Researchers are set to explore whether a new, very low cost, one-a-day combined ‘polypill’ could reduce the risk of heart attacks, strokes and other cardiovascular problems across the world, in a major new international trial that launches this week in India and Europe.
The George Institute, India welcomed guests Dr Lachlan Strahan, Deputy High Commissioner from the Australian High Commission in New Delhi and Aminur Rahman, Consul-General at the Australian Consulate General in Chennai to Hyderabad last week, introducing the VIPs to the scope and scale of work underway at the Institute.
New research has revealed that stressful life events are unlikely to cause stroke. Researchers set out to determine the relationship between life events and subarachnoid haemorrhage – the most lethal type of stroke, that is most often due to rupture of aneurysms (‘blisters’) of the blood vessels in the brain. To date, very little evidence exists on this topic.
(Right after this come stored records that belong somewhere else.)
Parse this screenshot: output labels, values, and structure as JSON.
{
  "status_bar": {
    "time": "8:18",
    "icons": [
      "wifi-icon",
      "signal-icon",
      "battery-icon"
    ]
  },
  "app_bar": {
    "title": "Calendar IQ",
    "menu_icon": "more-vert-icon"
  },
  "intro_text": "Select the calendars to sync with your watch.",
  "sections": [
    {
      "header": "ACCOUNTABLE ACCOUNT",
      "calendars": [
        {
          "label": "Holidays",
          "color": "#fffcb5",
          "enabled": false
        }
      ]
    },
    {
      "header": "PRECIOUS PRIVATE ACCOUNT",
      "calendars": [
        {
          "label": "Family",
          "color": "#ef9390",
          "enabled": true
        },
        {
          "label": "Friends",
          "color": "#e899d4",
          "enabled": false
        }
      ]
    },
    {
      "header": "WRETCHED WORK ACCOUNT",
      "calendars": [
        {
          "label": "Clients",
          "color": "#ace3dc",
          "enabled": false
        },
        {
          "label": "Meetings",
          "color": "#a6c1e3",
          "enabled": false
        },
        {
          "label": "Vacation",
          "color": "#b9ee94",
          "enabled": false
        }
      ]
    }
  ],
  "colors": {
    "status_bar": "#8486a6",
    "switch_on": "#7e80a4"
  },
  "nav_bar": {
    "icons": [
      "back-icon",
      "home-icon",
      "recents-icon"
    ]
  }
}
Many of the diseases that affect the most disadvantaged populations across the world are conditions known collectively as neglected diseases. Including conditions that claim millions of lives each year – dengue, diarrhoeal diseases and rheumatic fever – these diseases have received relatively little funding, attention and profile compared to many of the common chronic conditions that affect high income countries.
According to national guidelines, the best care for acute lower back pain is simple: stay active, avoid bed rest and take regular simple analgesics such as paracetamol. However new research has found that only 20% of patients receive this simple treatment approach. Instead many are referred for unnecessary imaging and prescribed more complex medicines such as ibuprofen.
Key findings of the second G-FINDER report, an annual survey of investment into neglected disease R&D, were launched today in New Delhi, India. These show global funding for neglected disease R&D ground to a standstill in 2008.
Researchers at The George Institute have discovered that high consumption of coffee and tea is associated with a substantially reduced risk of type 2 diabetes. Lead author, Associate Professor Rachel Huxley, The George Institute, says that people who consumed on average three to four cups of coffee a day had one-quarter lower risk of developing diabetes compared to non-coffee drinkers.
The new China International Center for Chronic Disease Prevention will focus on research and treatment for the control of conditions such as stroke, heart disease, high blood pressure, kidney disease and diabetes. The Center is hosted by The George Institute, China in partnership with Peking University Health Science Center.
A new study has shown low-cost, effective treatments for the prevention of cardiovascular disease are rarely administered in rural India, where stroke and heart attack are the leading causes of death. The study was undertaken in a rural region of southern India where one-third of deaths are due to cardiovascular disease and there is limited use of low-cost evidence-based therapies to prevent cardiovascular disease.